* [ASSIGNMENT]:
Gather each line in the entries that includes the string "JSON".

(DATA FOR ANALYSIS)

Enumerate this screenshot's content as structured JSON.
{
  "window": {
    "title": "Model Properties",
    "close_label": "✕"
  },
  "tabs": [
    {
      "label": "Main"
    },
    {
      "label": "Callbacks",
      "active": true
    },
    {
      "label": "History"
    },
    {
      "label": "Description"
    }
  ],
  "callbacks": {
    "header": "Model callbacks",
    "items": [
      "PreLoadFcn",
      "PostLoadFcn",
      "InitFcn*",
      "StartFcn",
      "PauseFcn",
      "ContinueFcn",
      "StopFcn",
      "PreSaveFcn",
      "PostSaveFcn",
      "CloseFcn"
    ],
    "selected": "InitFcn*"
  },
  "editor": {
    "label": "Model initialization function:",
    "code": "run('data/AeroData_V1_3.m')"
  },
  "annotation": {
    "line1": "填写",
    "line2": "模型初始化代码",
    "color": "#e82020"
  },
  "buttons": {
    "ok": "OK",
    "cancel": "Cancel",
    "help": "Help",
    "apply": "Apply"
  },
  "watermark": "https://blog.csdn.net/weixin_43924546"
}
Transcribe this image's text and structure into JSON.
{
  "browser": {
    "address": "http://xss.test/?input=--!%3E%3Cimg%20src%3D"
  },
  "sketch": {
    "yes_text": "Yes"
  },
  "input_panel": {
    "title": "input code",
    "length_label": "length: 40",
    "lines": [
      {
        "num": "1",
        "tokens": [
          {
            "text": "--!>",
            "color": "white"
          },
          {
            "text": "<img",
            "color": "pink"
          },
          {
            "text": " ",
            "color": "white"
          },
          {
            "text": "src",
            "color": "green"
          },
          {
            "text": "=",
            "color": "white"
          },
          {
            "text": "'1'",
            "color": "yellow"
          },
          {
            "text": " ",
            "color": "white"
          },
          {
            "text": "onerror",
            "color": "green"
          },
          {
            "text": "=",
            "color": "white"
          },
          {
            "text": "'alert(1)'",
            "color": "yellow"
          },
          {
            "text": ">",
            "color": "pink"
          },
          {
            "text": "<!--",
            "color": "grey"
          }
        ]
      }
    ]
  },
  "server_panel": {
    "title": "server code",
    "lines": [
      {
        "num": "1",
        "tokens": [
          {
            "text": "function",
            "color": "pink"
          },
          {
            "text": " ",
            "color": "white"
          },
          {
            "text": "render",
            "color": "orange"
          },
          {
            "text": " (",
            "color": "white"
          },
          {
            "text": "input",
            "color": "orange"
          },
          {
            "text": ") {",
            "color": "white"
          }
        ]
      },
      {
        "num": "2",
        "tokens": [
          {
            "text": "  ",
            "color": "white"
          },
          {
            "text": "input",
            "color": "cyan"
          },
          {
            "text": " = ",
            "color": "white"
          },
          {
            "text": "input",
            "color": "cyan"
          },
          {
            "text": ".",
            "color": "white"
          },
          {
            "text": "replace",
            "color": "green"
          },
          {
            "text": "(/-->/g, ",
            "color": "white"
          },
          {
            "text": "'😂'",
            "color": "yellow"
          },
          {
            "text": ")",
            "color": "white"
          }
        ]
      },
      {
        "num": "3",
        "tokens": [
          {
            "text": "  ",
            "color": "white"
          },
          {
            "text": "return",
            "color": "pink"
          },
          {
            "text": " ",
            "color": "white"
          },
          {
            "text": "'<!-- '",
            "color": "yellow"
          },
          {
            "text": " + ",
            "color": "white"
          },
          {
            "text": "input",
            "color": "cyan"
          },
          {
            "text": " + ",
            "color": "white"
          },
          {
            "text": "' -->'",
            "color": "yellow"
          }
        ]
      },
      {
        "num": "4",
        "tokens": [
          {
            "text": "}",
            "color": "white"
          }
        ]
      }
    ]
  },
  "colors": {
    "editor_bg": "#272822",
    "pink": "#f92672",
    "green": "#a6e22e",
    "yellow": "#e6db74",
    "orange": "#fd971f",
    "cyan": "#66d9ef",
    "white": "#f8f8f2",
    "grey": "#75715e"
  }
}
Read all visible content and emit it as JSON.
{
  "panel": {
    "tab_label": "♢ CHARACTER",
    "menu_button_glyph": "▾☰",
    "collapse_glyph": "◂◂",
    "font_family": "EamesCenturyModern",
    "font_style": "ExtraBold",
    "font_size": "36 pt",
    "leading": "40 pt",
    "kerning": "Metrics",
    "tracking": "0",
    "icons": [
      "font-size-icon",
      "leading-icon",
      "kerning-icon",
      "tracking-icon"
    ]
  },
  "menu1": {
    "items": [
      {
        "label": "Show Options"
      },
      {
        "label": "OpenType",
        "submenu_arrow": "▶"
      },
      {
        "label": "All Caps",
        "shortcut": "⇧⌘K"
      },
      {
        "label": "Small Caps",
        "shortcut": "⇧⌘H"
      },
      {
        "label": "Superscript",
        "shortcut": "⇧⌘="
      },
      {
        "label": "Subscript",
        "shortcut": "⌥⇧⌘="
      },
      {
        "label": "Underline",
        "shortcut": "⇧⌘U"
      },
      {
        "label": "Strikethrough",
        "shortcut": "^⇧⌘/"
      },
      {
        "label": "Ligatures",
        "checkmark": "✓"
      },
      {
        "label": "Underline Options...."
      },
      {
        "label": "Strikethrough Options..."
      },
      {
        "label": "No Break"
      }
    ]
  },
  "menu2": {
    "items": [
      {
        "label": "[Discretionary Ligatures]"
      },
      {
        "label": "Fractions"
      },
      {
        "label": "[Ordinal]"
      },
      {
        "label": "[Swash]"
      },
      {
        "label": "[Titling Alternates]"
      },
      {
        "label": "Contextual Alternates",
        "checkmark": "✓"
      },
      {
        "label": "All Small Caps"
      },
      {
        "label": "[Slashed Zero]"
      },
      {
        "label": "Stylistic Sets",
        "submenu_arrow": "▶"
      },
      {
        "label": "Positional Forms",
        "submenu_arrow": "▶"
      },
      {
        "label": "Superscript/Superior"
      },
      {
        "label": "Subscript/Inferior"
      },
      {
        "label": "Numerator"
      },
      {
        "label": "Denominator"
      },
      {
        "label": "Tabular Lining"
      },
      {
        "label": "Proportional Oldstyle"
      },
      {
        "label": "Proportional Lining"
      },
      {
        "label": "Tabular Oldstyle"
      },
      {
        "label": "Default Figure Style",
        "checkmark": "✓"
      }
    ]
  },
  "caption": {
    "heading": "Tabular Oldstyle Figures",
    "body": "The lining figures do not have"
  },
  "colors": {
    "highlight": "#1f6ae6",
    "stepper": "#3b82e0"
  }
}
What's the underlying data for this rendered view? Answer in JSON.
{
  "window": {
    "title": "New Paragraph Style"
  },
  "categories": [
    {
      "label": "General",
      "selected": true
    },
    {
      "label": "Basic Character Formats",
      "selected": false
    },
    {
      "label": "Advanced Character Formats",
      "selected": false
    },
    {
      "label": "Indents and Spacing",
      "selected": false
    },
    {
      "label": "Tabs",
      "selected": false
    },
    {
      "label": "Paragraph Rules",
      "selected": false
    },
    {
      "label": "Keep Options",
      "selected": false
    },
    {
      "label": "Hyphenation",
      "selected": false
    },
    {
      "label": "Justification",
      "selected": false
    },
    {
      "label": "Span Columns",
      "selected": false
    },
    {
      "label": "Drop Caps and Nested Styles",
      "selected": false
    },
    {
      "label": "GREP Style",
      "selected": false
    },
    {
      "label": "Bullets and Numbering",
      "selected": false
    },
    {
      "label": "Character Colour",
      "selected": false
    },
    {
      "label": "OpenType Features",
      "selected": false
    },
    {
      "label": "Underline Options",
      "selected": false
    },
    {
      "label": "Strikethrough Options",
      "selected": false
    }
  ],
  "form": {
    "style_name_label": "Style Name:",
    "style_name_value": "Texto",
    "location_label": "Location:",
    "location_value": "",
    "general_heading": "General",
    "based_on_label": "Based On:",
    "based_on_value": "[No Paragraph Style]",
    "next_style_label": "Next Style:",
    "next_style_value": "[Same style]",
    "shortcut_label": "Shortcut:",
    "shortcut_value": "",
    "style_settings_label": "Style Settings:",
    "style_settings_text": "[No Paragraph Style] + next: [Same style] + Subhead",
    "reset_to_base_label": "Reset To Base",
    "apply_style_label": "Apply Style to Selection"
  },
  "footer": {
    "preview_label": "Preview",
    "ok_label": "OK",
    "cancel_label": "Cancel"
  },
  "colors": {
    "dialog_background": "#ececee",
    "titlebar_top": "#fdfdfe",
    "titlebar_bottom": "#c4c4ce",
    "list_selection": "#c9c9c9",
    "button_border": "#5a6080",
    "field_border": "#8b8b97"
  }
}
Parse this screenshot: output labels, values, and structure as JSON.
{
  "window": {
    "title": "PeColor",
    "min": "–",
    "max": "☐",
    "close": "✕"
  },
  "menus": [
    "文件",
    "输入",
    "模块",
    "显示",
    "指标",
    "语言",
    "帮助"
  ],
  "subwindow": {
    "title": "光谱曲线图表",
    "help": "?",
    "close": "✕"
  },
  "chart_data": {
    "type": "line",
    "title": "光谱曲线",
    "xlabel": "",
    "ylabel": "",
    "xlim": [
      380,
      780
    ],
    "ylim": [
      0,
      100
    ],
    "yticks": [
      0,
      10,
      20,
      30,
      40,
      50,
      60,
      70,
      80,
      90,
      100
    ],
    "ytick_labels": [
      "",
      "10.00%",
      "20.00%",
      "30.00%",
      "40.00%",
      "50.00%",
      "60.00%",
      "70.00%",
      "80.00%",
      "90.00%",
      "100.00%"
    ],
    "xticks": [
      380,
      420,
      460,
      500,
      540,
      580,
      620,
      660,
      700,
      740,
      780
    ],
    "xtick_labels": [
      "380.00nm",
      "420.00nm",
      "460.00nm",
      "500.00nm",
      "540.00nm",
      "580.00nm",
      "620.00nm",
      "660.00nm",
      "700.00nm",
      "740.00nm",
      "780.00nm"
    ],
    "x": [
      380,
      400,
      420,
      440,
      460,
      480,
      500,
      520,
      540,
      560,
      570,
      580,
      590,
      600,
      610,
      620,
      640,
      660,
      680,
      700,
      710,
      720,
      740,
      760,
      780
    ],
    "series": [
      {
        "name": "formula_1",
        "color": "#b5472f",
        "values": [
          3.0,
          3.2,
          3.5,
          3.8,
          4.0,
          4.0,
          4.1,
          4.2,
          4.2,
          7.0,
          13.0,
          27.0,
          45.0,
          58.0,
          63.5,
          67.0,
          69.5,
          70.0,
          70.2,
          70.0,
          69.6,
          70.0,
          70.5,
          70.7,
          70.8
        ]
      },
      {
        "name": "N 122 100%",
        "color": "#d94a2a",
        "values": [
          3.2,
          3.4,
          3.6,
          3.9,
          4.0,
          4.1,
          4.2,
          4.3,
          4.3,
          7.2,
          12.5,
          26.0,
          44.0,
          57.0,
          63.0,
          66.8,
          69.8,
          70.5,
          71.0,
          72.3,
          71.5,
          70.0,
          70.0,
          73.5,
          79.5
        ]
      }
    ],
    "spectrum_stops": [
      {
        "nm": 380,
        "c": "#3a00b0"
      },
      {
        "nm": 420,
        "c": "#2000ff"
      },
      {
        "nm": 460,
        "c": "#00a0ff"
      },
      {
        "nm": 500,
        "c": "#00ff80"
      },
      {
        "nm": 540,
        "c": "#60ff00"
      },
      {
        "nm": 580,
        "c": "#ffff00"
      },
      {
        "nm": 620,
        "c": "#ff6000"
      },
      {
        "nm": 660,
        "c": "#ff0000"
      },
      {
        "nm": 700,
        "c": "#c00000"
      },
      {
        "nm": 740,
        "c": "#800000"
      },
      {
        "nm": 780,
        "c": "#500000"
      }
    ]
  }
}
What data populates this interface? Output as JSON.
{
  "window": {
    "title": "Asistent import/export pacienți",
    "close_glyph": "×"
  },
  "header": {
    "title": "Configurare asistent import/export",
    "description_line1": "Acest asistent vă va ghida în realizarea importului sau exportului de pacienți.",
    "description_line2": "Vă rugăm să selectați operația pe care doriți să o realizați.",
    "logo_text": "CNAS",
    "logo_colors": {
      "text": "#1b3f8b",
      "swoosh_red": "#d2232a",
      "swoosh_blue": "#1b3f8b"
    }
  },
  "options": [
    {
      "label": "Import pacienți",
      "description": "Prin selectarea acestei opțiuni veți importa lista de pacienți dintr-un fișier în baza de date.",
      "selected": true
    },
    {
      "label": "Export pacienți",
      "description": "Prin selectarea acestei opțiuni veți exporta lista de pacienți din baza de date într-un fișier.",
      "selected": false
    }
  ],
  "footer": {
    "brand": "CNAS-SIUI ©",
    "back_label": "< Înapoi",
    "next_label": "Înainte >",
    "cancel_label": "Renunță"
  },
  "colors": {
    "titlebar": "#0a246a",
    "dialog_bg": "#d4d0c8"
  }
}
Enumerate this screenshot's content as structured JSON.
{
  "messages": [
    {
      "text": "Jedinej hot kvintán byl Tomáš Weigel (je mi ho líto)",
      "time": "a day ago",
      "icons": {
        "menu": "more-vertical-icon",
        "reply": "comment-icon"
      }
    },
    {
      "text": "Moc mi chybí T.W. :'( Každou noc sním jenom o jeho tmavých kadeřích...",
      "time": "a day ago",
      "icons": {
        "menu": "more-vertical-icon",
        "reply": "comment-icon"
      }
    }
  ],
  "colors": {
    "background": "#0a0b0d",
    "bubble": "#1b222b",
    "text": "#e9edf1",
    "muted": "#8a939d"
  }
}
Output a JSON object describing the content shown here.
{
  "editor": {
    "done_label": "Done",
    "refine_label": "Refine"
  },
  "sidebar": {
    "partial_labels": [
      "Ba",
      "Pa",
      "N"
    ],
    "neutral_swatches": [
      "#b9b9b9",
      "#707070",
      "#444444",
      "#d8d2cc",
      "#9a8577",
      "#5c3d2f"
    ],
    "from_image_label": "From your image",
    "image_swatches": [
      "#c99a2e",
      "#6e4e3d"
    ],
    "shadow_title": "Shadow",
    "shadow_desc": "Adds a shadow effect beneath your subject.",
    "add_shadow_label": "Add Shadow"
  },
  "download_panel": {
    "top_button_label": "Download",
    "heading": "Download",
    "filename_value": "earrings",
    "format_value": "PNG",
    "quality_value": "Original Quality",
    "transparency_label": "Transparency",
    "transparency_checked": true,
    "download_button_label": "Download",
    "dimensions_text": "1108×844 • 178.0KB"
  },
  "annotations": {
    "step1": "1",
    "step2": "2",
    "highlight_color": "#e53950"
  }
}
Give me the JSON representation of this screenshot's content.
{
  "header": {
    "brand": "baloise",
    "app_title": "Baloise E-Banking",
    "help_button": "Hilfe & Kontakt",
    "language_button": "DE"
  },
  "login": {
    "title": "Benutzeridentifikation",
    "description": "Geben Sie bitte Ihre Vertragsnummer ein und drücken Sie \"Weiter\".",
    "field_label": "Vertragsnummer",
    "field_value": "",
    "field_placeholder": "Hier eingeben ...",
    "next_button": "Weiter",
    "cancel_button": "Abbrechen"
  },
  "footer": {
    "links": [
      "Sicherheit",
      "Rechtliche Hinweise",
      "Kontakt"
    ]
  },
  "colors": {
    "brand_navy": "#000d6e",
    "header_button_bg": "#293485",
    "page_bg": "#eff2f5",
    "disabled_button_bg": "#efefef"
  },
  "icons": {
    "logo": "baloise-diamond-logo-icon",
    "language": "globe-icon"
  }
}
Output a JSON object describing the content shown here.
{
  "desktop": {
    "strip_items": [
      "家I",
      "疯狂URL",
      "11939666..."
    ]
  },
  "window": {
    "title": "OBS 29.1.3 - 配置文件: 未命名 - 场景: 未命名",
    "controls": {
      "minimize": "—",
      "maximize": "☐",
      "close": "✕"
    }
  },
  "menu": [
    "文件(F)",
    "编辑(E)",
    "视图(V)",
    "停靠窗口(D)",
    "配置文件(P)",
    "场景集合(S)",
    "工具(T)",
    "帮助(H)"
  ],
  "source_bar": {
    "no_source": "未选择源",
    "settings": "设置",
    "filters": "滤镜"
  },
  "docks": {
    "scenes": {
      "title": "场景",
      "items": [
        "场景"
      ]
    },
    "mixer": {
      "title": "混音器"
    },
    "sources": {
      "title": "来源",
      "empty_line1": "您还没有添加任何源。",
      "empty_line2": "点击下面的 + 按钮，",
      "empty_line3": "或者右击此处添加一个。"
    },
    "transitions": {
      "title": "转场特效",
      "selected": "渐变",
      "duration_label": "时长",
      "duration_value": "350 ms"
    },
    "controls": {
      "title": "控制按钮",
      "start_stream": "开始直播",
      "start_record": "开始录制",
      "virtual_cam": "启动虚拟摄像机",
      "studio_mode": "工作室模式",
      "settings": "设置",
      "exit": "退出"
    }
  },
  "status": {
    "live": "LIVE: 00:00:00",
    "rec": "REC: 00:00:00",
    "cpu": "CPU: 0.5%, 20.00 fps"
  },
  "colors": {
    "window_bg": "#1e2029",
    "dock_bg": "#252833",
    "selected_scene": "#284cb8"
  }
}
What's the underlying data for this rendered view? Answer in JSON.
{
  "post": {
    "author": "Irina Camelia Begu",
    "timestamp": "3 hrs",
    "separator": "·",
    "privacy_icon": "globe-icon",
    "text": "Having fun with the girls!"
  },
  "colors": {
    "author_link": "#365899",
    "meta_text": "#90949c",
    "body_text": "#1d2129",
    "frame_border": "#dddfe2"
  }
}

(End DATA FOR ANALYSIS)

* [FINISHED EXERCISE]:
Enumerate this screenshot's content as structured JSON.
Transcribe this image's text and structure into JSON.
Read all visible content and emit it as JSON.
What's the underlying data for this rendered view? Answer in JSON.
Parse this screenshot: output labels, values, and structure as JSON.
What data populates this interface? Output as JSON.
Enumerate this screenshot's content as structured JSON.
Output a JSON object describing the content shown here.
Give me the JSON representation of this screenshot's content.
Output a JSON object describing the content shown here.
What's the underlying data for this rendered view? Answer in JSON.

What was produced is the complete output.